He found professional fighters were losing the biggest amount of weight, with one fighter losing 7.4kg - nearly 11% of his body weight - in the 24 hours before a fight.
He found only 20% of professional fighters took advice from qualified nutritionists, with many using techniques they'd found out about on the internet, such as sitting in a sauna or hot bath for long periods of time, and starving themselves.
Nearly 70% of the professionals he spoke to said they had engaged in water loading, which involves drinking excessive amounts of water to force the body to expel it.
And 17% said they had taken prescription or over-the-counter diuretics.
The study found 61% admitted taking supplements without knowing whether they contained banned substances or not. Others said they had used intravenous lines to rehydrate themselves after being weighed.

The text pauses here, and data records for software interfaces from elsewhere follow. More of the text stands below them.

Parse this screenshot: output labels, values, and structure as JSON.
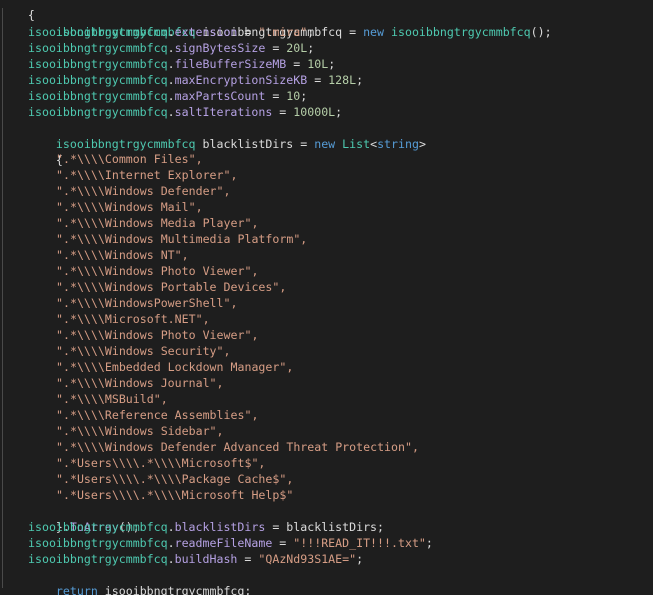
{
  "code": {
    "open_brace": "{",
    "close_brace": "}",
    "decl": {
      "type": "isooibbngtrgycmmbfcq",
      "var": "isooibbngtrgycmmbfcq",
      "op": " = ",
      "kw_new": "new",
      "ctor": "isooibbngtrgycmmbfcq",
      "tail": "();"
    },
    "assignments": [
      {
        "obj": "isooibbngtrgycmmbfcq",
        "prop": "extension",
        "op": " = ",
        "value": "\".mira\"",
        "value_kind": "str",
        "end": ";"
      },
      {
        "obj": "isooibbngtrgycmmbfcq",
        "prop": "signBytesSize",
        "op": " = ",
        "value": "20L",
        "value_kind": "num",
        "end": ";"
      },
      {
        "obj": "isooibbngtrgycmmbfcq",
        "prop": "fileBufferSizeMB",
        "op": " = ",
        "value": "10L",
        "value_kind": "num",
        "end": ";"
      },
      {
        "obj": "isooibbngtrgycmmbfcq",
        "prop": "maxEncryptionSizeKB",
        "op": " = ",
        "value": "128L",
        "value_kind": "num",
        "end": ";"
      },
      {
        "obj": "isooibbngtrgycmmbfcq",
        "prop": "maxPartsCount",
        "op": " = ",
        "value": "10",
        "value_kind": "num",
        "end": ";"
      },
      {
        "obj": "isooibbngtrgycmmbfcq",
        "prop": "saltIterations",
        "op": " = ",
        "value": "10000L",
        "value_kind": "num",
        "end": ";"
      }
    ],
    "list_decl": {
      "type": "isooibbngtrgycmmbfcq",
      "var": "blacklistDirs",
      "op": " = ",
      "kw_new": "new",
      "list_type": "List",
      "generic_open": "<",
      "generic_type": "string",
      "generic_close": ">"
    },
    "list_open": "{",
    "list_items": [
      "\".*\\\\\\\\Common Files\",",
      "\".*\\\\\\\\Internet Explorer\",",
      "\".*\\\\\\\\Windows Defender\",",
      "\".*\\\\\\\\Windows Mail\",",
      "\".*\\\\\\\\Windows Media Player\",",
      "\".*\\\\\\\\Windows Multimedia Platform\",",
      "\".*\\\\\\\\Windows NT\",",
      "\".*\\\\\\\\Windows Photo Viewer\",",
      "\".*\\\\\\\\Windows Portable Devices\",",
      "\".*\\\\\\\\WindowsPowerShell\",",
      "\".*\\\\\\\\Microsoft.NET\",",
      "\".*\\\\\\\\Windows Photo Viewer\",",
      "\".*\\\\\\\\Windows Security\",",
      "\".*\\\\\\\\Embedded Lockdown Manager\",",
      "\".*\\\\\\\\Windows Journal\",",
      "\".*\\\\\\\\MSBuild\",",
      "\".*\\\\\\\\Reference Assemblies\",",
      "\".*\\\\\\\\Windows Sidebar\",",
      "\".*\\\\\\\\Windows Defender Advanced Threat Protection\",",
      "\".*Users\\\\\\\\.*\\\\\\\\Microsoft$\",",
      "\".*Users\\\\\\\\.*\\\\\\\\Package Cache$\",",
      "\".*Users\\\\\\\\.*\\\\\\\\Microsoft Help$\""
    ],
    "list_close": "}.",
    "to_array": "ToArray",
    "to_array_tail": "();",
    "final_assignments": [
      {
        "obj": "isooibbngtrgycmmbfcq",
        "prop": "blacklistDirs",
        "op": " = ",
        "value": "blacklistDirs",
        "value_kind": "var",
        "end": ";"
      },
      {
        "obj": "isooibbngtrgycmmbfcq",
        "prop": "readmeFileName",
        "op": " = ",
        "value": "\"!!!READ_IT!!!.txt\"",
        "value_kind": "str",
        "end": ";"
      },
      {
        "obj": "isooibbngtrgycmmbfcq",
        "prop": "buildHash",
        "op": " = ",
        "value": "\"QAzNd93S1AE=\"",
        "value_kind": "str",
        "end": ";"
      }
    ],
    "return_kw": "return",
    "return_val": " isooibbngtrgycmmbfcq;"
  },
  "colors": {
    "background": "#1e1e1e",
    "class_name": "#4ec9b0",
    "property": "#b5a1e3",
    "keyword": "#569cd6",
    "string": "#d69d85",
    "number": "#b5cea8",
    "plain": "#dcdcdc"
  }
}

Amateurs reported losing up to 10kg in the week before a fight and up to 7kg in the 24 hours before, with some saying they had shed weight 20 times in a year.
Nearly 10% exhibited the classic signs of having an eating disorder.
In February this year Dhafir Harris, whose fighting name is Dada 5000, suffered renal failure and two heart attacks during a fight after losing 25% of his body weight.
He told 5 live Investigates he had to have months of dialysis and treatment to help him recover.
"I wouldn't wish the last couple of months of my life on anybody," he said.
The BBC also spoke to an amateur MMA fighter who said he suffered kidney damage after losing weight for a fight. As a result, he was forced to retire from the sport on the advice of his doctor.
Joe Neill said: "I'd water load. I'd drink eight litres, then six, then 24 hours before weigh-in I'd drink one litre and then nothing. Then you get in the sauna and a hot bath and you sweat the rest of the weight off.
"As I was cutting weight I was struggling. I had to be placed back into the bath because I was so weak. I weighed in for the next day but I lost that fight."
Neill added: "After that I started getting pains in my side. I went to the doctors. They said my kidney function was down.
"When I explained the process of cutting weight, they were hugely concerned by that and said I had to stop. That scared me, to be honest.
"You are basically sweating yourself to the edge of death.
"There is always that risk that someone will lose their life. No-one thinks it's going to be them. It's ridiculous what I was doing."
As a relatively new sport in the UK and Ireland there is no regulatory body to ensure businesses, or promoters who organise MMA fights, take measures to safeguard the welfare of competitors, although big promoters say they do take safety very seriously.
In a bid to address safety concerns, a voluntary organisation, Safe MMA, was set up by fighters, business people, industry experts and doctors.
The organisation works closely with the International Mixed Martial Arts Federation (IMMAF) and its UK equivalent, which represents those involved in all aspects of the sport.
A spokeswoman for IMMAF said: "Extreme weight-cutting practices are a concern in MMA and are strongly condemned as a dangerous risk to athletes by IMMAF and its medical committee."
She said those taking part in IMMAF-approved or organised amateur tournament events taking place over a series of days were encouraged to compete at their "walk around" weight. She said they were also weighed more frequently and closer to the fight and had to pass medical examinations before and after each fight.
She added IMMAF was proposing to introduce a mandatory online educational course on weight-cutting risks, to be included in the online registration application form for IMMAF competitions.
She said the organisation would not oppose the introduction of more weight categories in the sport if it could be shown that it would reduce extreme weight-cutting.
Bellator, which organised Dada 5000's fight, is one of the biggest companies involved in MMA.
A spokesman said the company prided itself on looking after the safety of athletes, funded brain health research and insisted all fighters passed a number of medical tests before competing.